Sadiq Khan (Mayor of London):  It is crucial.  The reality is the pace of automation is like nothing we have seen before.  There were probably lawmakers around the Industrial Revolution having conversations like the impact of the Industrial Revolution and there were some Luddites who tried to push back the tide of the Industrial Revolution.


Similarly, automation will have an impact on us as a society.  We have to recognise that.  Our future lies in high-skilled, well-paid jobs.  That is why we have to recognise and encourage our creative industries, skilling up youngsters, Skills for Londoners.  The conversation we had previously about devolution of skills in London, it is really exciting but also daunting.  The reality is many unskilled jobs will not be available in the future due to automation.  You visit Ford now.  Some of the jobs they are doing now are amazing because they have embraced the technology, using robotics to enhance the workforce, which is far more skilled now than yesteryear’s generation of car manufacturers.  We have to recognise that our future as a thriving economy has to be in high-skilled jobs that embrace automation, rather than trying to push back the tide.


Fiona Twycross AM:  Yes, absolutely.  We used to debate about driverless trains and you have highlighted the work of Ford.  Although driverless cars or vans still feel a bit futuristic, when I was preparing for this question I noted that the research you mentioned by IPPR predicts that autonomous vehicles will be the norm by the mid-2030s, which is not that far in the future now even though it feels like it might be.


Are you looking or have you asked TfL to look at the implications of increasing driverless cars on the roads in the comparatively near future?  We have already seen experiments and trials in other parts of the world.

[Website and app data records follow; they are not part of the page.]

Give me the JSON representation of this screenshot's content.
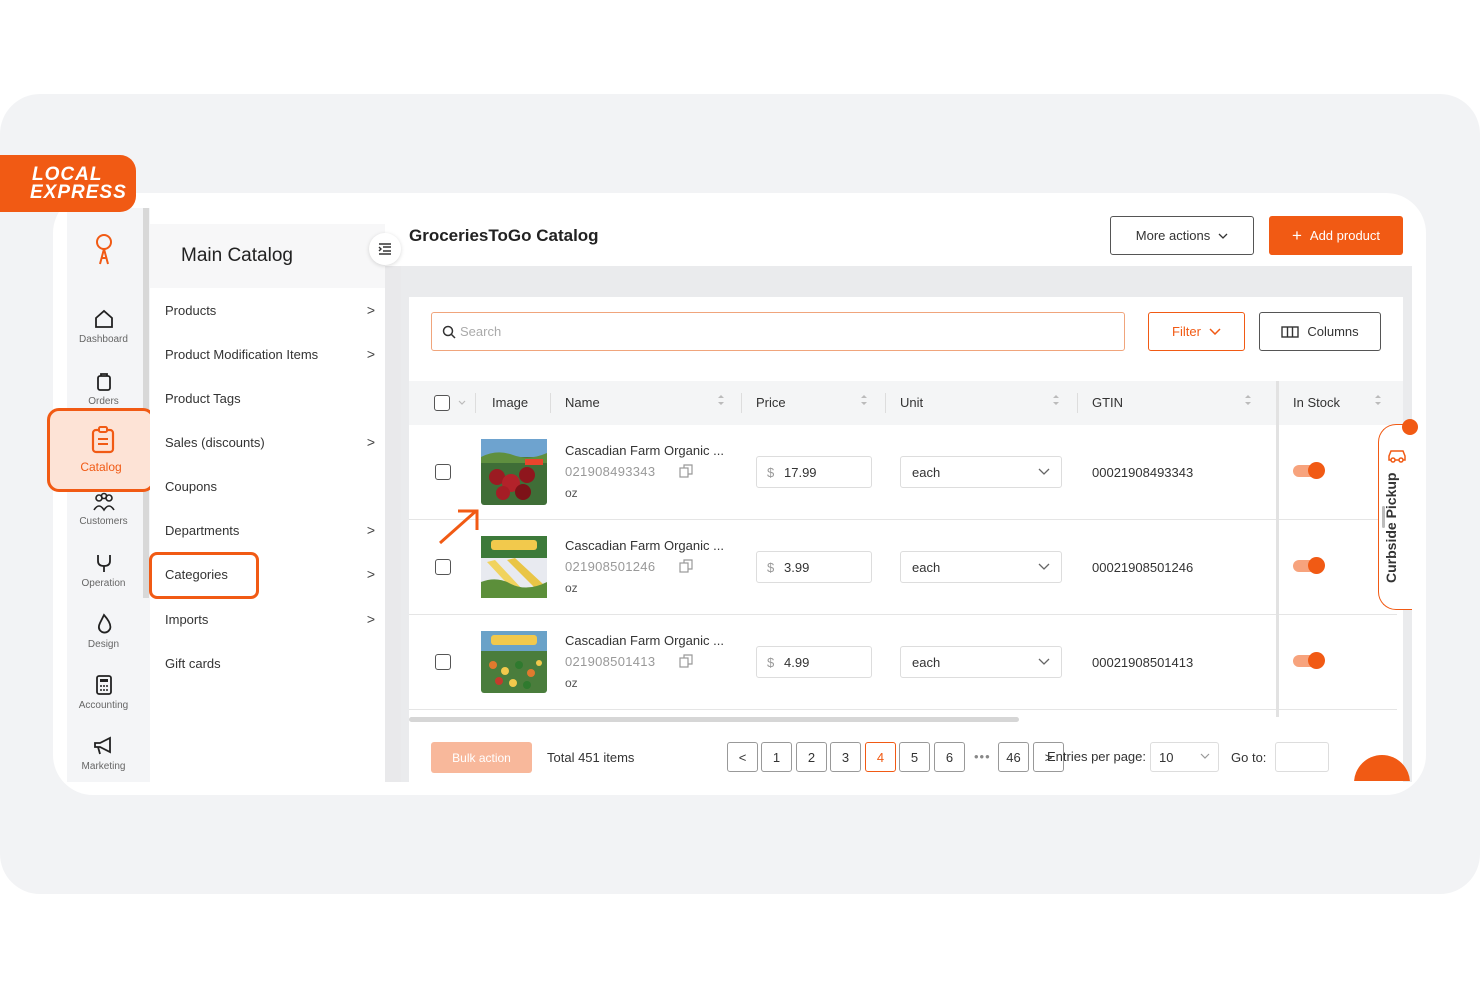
{
  "brand": {
    "line1": "LOCAL",
    "line2": "EXPRESS",
    "accent": "#f15a14"
  },
  "rail": [
    {
      "label": "Dashboard",
      "icon": "home-icon"
    },
    {
      "label": "Orders",
      "icon": "bag-icon"
    },
    {
      "label": "Catalog",
      "icon": "clipboard-icon",
      "active": true
    },
    {
      "label": "Customers",
      "icon": "people-icon"
    },
    {
      "label": "Operation",
      "icon": "stethoscope-icon"
    },
    {
      "label": "Design",
      "icon": "drops-icon"
    },
    {
      "label": "Accounting",
      "icon": "calculator-icon"
    },
    {
      "label": "Marketing",
      "icon": "megaphone-icon"
    }
  ],
  "submenu": {
    "title": "Main Catalog",
    "items": [
      {
        "label": "Products",
        "has_children": true
      },
      {
        "label": "Product Modification Items",
        "has_children": true
      },
      {
        "label": "Product Tags",
        "has_children": false
      },
      {
        "label": "Sales (discounts)",
        "has_children": true
      },
      {
        "label": "Coupons",
        "has_children": false
      },
      {
        "label": "Departments",
        "has_children": true
      },
      {
        "label": "Categories",
        "has_children": true,
        "highlighted": true
      },
      {
        "label": "Imports",
        "has_children": true
      },
      {
        "label": "Gift cards",
        "has_children": false
      }
    ]
  },
  "header": {
    "title": "GroceriesToGo Catalog",
    "more_actions": "More actions",
    "add_product": "Add product"
  },
  "toolbar": {
    "search_placeholder": "Search",
    "filter": "Filter",
    "columns": "Columns"
  },
  "table": {
    "columns": [
      "Image",
      "Name",
      "Price",
      "Unit",
      "GTIN",
      "In Stock"
    ],
    "rows": [
      {
        "name": "Cascadian Farm Organic ...",
        "code": "021908493343",
        "size_unit": "oz",
        "currency": "$",
        "price": "17.99",
        "unit": "each",
        "gtin": "00021908493343",
        "in_stock": true,
        "thumb": "cherries"
      },
      {
        "name": "Cascadian Farm Organic ...",
        "code": "021908501246",
        "size_unit": "oz",
        "currency": "$",
        "price": "3.99",
        "unit": "each",
        "gtin": "00021908501246",
        "in_stock": true,
        "thumb": "corn"
      },
      {
        "name": "Cascadian Farm Organic ...",
        "code": "021908501413",
        "size_unit": "oz",
        "currency": "$",
        "price": "4.99",
        "unit": "each",
        "gtin": "00021908501413",
        "in_stock": true,
        "thumb": "vegetables"
      }
    ]
  },
  "footer": {
    "bulk_action": "Bulk action",
    "total": "Total 451 items",
    "pages": [
      "1",
      "2",
      "3",
      "4",
      "5",
      "6"
    ],
    "current_page": "4",
    "ellipsis": "•••",
    "last_page": "46",
    "prev": "<",
    "next": ">",
    "entries_label": "Entries per page:",
    "entries_value": "10",
    "goto_label": "Go to:"
  },
  "curbside": {
    "label": "Curbside Pickup"
  }
}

Sadiq Khan (Mayor of London):  TfL is looking at this, very much so, and speaking to colleagues.  You will be aware of the recent developments in San Francisco around driverless cars. 


One of the reasons why I am so passionate about air quality sustainability and the charging points we discussed in a previous question is we have to recognise that we have to plan now and get the infrastructure in place now.  Assembly Member Cooper raised the issue of biodiversity.  The reality is this is coming, so we have to plan for it now, which is why it is shocking that people are expressing concern about a T-Charge this year that is part of a package of cleaning up the air in London.  Automation means we have to be savvier as a city going forward and so we are learning from other cities around driverless cars and what has happened in San Francisco.


We talked about the black cab and private hire vehicles.  What does it mean going forward in relation to driverless cars?  It is really important we grapple with this now and plan for it now.


Fiona Twycross AM:  Absolutely.  Thank you.